• [What the exercise asks]:
Every line in the records below with the string "icon" is to be copied out.

[Items from a data source]
= = = =

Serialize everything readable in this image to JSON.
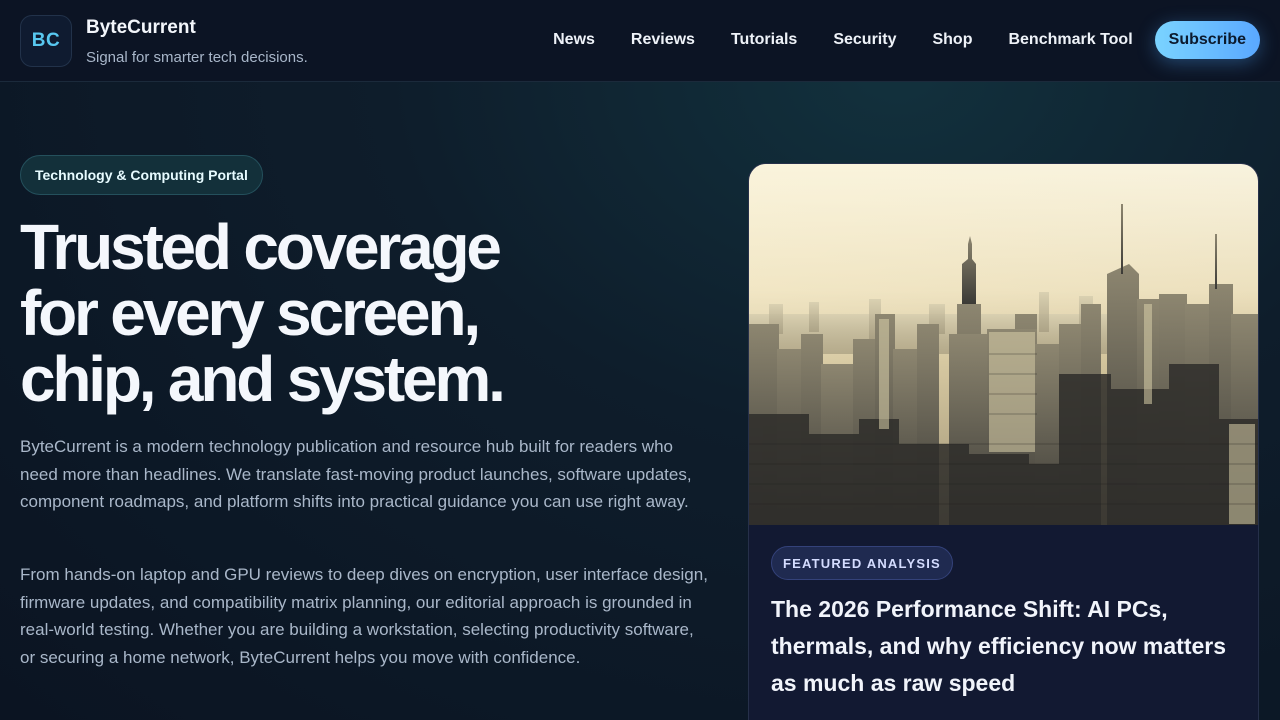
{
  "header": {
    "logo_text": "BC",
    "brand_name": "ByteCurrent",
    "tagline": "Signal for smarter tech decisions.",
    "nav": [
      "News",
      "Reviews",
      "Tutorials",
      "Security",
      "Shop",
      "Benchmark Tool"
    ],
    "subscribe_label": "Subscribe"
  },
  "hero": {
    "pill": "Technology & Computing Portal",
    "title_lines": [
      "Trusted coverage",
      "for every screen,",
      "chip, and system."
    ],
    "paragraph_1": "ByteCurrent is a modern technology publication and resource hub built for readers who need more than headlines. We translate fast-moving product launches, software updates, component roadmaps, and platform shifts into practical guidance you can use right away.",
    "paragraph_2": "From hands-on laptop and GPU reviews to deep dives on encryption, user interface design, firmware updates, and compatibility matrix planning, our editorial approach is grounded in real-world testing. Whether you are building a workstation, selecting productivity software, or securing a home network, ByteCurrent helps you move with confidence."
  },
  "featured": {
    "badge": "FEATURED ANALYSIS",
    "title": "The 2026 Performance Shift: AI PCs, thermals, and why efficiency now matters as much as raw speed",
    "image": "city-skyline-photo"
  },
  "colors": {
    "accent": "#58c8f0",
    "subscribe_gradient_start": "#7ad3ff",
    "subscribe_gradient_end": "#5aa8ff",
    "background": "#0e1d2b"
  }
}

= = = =

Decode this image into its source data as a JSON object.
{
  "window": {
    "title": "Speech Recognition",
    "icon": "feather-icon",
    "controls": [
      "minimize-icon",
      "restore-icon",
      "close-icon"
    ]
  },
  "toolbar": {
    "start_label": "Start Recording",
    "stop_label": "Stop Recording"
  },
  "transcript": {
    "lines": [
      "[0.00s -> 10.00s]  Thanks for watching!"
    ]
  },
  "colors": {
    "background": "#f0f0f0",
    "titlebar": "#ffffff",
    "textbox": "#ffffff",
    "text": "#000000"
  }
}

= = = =

• [Answer space]:
    "icon": "feather-icon",
      "minimize-icon",
      "restore-icon",
      "close-icon"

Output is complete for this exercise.